Bloomberg news reported that Carlyle Group walked away from a potential bid for CHG (Chemring). Negotiations had been extended twice, and there were two downgrades by Chemring.
Chemring said today after Carlyle pulled out that it will continue to feel the strain from governments cutting defense budgets. “Carlyle realized Chemring’s problems were far deeper than expected,” Oliver Sleath, a London-based analyst at Credit Suisse, said in a telephone interview. Another bidder is not likely to emerge in the short term, he said.
The CEO had resigned a few weeks ago due to its latest profit warning.
CHG closed at 234.5p -12.90 (-4.8%). Ouch.
I note that there was an article on Stockopedia suggesting it as a value idea. In my view, it was an extremely dangerous tactic to buy whilst there was a potential bid. It is so incredibly easy to come unstuck by buying on bid speculation. It’s true that if there was a bid, shareholders would likely have done well. But there’s always a non-trivial risk of something going wrong. That, alas, is what happened. Simple moral: don’t buy on bid talk. That way you don’t have to see a significant percentage of your holding go up in smoke.
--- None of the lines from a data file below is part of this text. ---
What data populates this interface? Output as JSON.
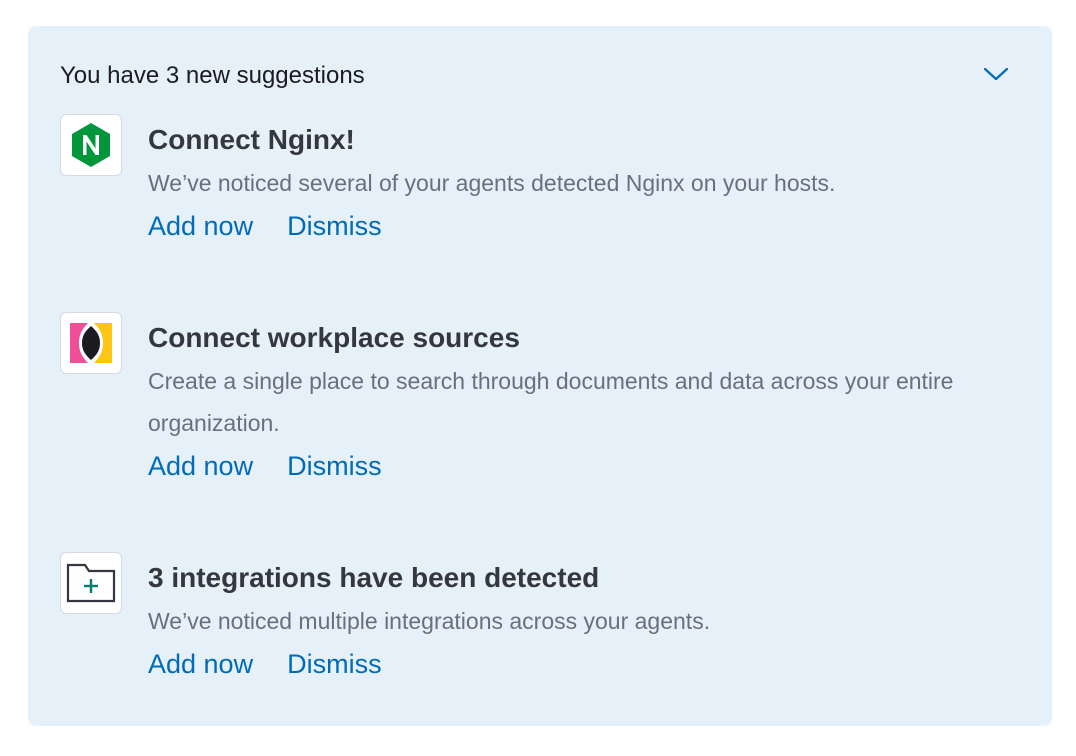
{
  "header": {
    "title": "You have 3 new suggestions",
    "collapse_icon": "chevron-down-icon"
  },
  "colors": {
    "panel_bg": "#e6f0f8",
    "link": "#006bb8",
    "title": "#343741",
    "description": "#69707d",
    "nginx_green": "#009639",
    "workplace_pink": "#f04e98",
    "workplace_yellow": "#fec514",
    "integration_plus": "#017d73"
  },
  "suggestions": [
    {
      "icon": "nginx-logo-icon",
      "title": "Connect Nginx!",
      "description": "We’ve noticed several of your agents detected Nginx on your hosts.",
      "add_label": "Add now",
      "dismiss_label": "Dismiss"
    },
    {
      "icon": "workplace-search-logo-icon",
      "title": "Connect workplace sources",
      "description": "Create a single place to search through documents and data across your entire organization.",
      "add_label": "Add now",
      "dismiss_label": "Dismiss"
    },
    {
      "icon": "folder-add-icon",
      "title": "3 integrations have been detected",
      "description": "We’ve noticed multiple integrations across your agents.",
      "add_label": "Add now",
      "dismiss_label": "Dismiss"
    }
  ]
}
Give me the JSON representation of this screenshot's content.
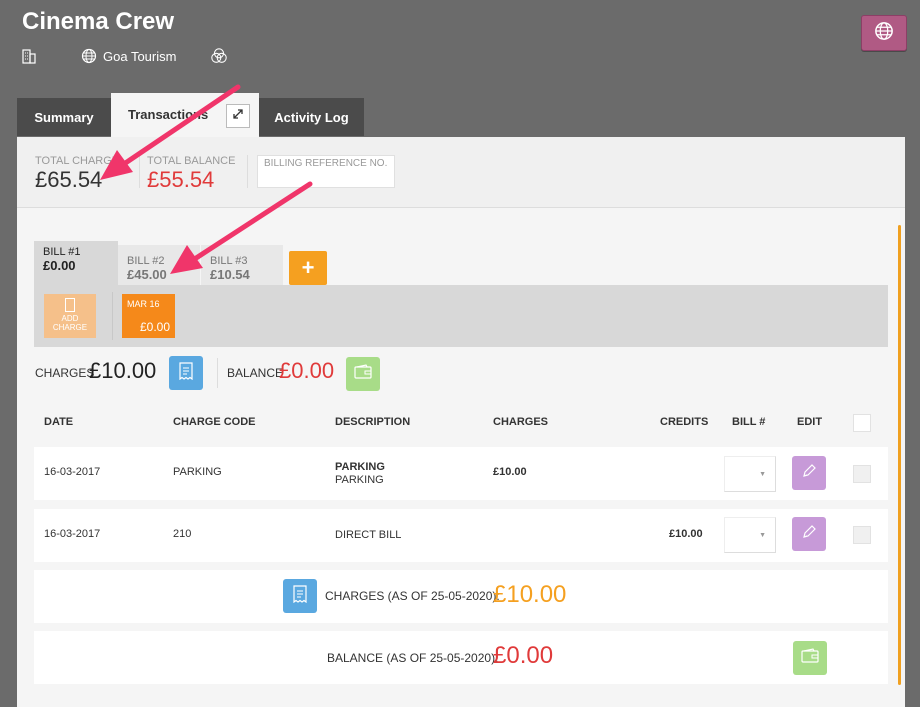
{
  "header": {
    "title": "Cinema Crew",
    "location": "Goa Tourism"
  },
  "tabs": [
    {
      "label": "Summary"
    },
    {
      "label": "Transactions"
    },
    {
      "label": "Activity Log"
    }
  ],
  "summary": {
    "total_charge_label": "TOTAL CHARGE",
    "total_charge_value": "£65.54",
    "total_balance_label": "TOTAL BALANCE",
    "total_balance_value": "£55.54",
    "billing_reference_label": "BILLING REFERENCE NO."
  },
  "bills": [
    {
      "label": "BILL #1",
      "amount": "£0.00"
    },
    {
      "label": "BILL #2",
      "amount": "£45.00"
    },
    {
      "label": "BILL #3",
      "amount": "£10.54"
    }
  ],
  "add_bill_label": "+",
  "add_charge_label_1": "ADD",
  "add_charge_label_2": "CHARGE",
  "charge_card": {
    "date": "MAR 16",
    "amount": "£0.00"
  },
  "bill_summary": {
    "charges_label": "CHARGES",
    "charges_value": "£10.00",
    "balance_label": "BALANCE",
    "balance_value": "£0.00"
  },
  "table": {
    "columns": {
      "date": "DATE",
      "charge_code": "CHARGE CODE",
      "description": "DESCRIPTION",
      "charges": "CHARGES",
      "credits": "CREDITS",
      "bill": "BILL #",
      "edit": "EDIT"
    },
    "rows": [
      {
        "date": "16-03-2017",
        "charge_code": "PARKING",
        "description": "PARKING",
        "description_sub": "PARKING",
        "charges": "£10.00",
        "credits": ""
      },
      {
        "date": "16-03-2017",
        "charge_code": "210",
        "description": "DIRECT BILL",
        "description_sub": "",
        "charges": "",
        "credits": "£10.00"
      }
    ]
  },
  "footer": {
    "charges_label": "CHARGES (AS OF 25-05-2020):",
    "charges_value": "£10.00",
    "balance_label": "BALANCE (AS OF 25-05-2020):",
    "balance_value": "£0.00"
  },
  "colors": {
    "accent_orange": "#f5a020",
    "balance_red": "#e03a3a",
    "annotation_arrow": "#f0356a"
  }
}
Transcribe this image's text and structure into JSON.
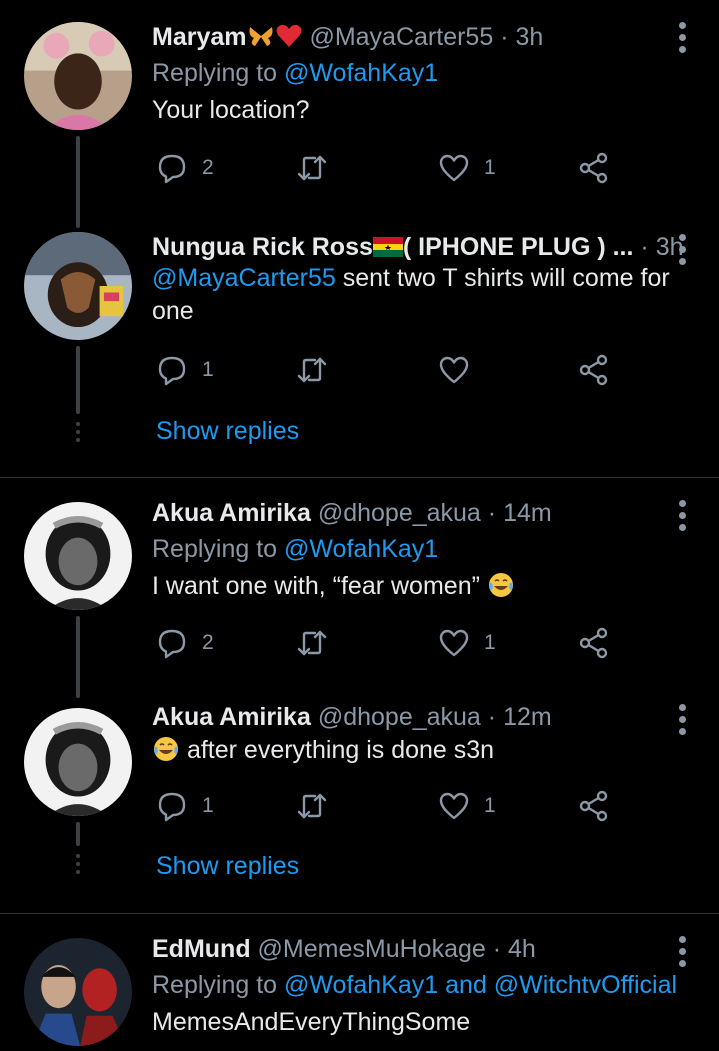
{
  "tweets": [
    {
      "name": "Maryam",
      "name_emojis": "🦋❤",
      "handle": "@MayaCarter55",
      "time": "3h",
      "replying_prefix": "Replying to ",
      "replying_to": "@WofahKay1",
      "text": "Your location?",
      "replies": "2",
      "retweets": "",
      "likes": "1"
    },
    {
      "name": "Nungua Rick Ross",
      "name_suffix": "( IPHONE PLUG ) ...",
      "handle": "",
      "time": "3h",
      "mention": "@MayaCarter55",
      "text": " sent two T shirts will come for one",
      "replies": "1",
      "retweets": "",
      "likes": ""
    },
    {
      "name": "Akua Amirika",
      "handle": "@dhope_akua",
      "time": "14m",
      "replying_prefix": "Replying to ",
      "replying_to": "@WofahKay1",
      "text": "I want one with, “fear women”",
      "replies": "2",
      "retweets": "",
      "likes": "1"
    },
    {
      "name": "Akua Amirika",
      "handle": "@dhope_akua",
      "time": "12m",
      "text": "after everything is done s3n",
      "replies": "1",
      "retweets": "",
      "likes": "1"
    },
    {
      "name": "EdMund",
      "handle": "@MemesMuHokage",
      "time": "4h",
      "replying_prefix": "Replying to ",
      "replying_to": "@WofahKay1 and @WitchtvOfficial",
      "text": "MemesAndEveryThingSome"
    }
  ],
  "show_replies_label": "Show replies",
  "separator": "·",
  "colors": {
    "background": "#000000",
    "link": "#1d9bf0",
    "muted": "#8b98a5",
    "text": "#e7e9ea"
  }
}
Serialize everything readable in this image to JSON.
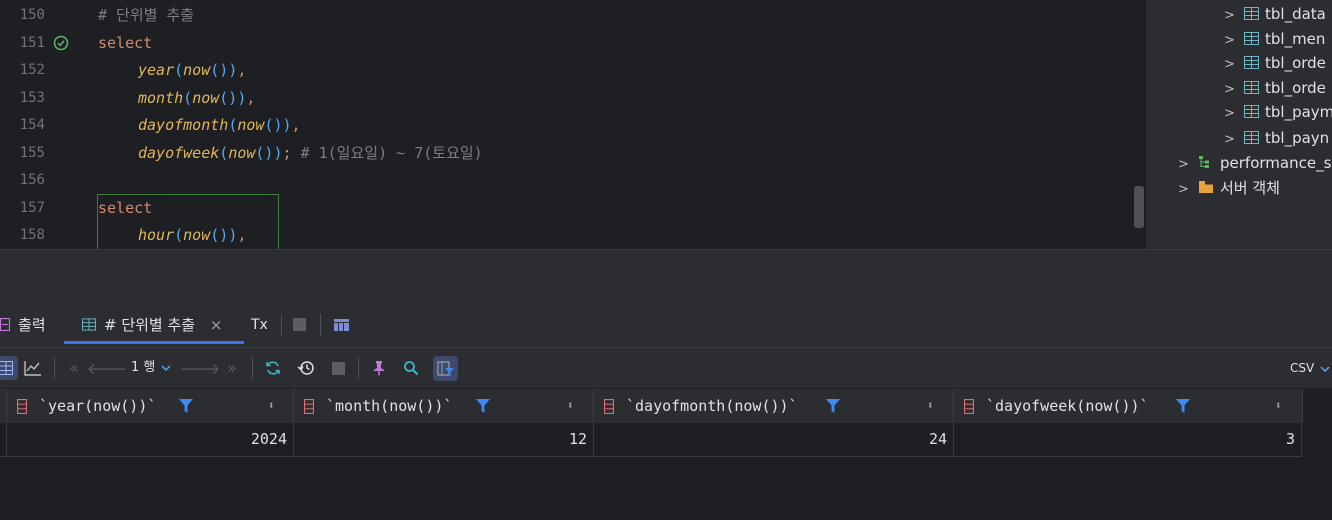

In his “Genius” book, Greenblatt lists risk/merger arbitrage in the chapter “Don’t try this at home” – which, as the title states, is an area to avoid. He gives a couple of case studies. Florida Cypress Gardens is the first example. A bid was announced, approved by the shareholders, and it looked almost certain the deal would go through. Before the deal closed, Gardens fell into a sinkhole, which scuppered it. Another case was Combined International, where a controlling shareholder got cold feet even at the meeting where the deal was to be ratified. Even during “done deals” – for which CHG falls far short – there is enough that can go wrong.
Should be interesting to see how this plays out. The analyst’s comments sound rather ominous to me, and my hunch (and Iet’s face it, it’s only a hunch) is that we haven’t seen the bottom of this, in multiple senses of the word. In my inexperienced and simplistic view, this one is going to be very tricksy and dangerous, despite the seeming attractive PE of 5.
We shall see.
Happy investing to you all.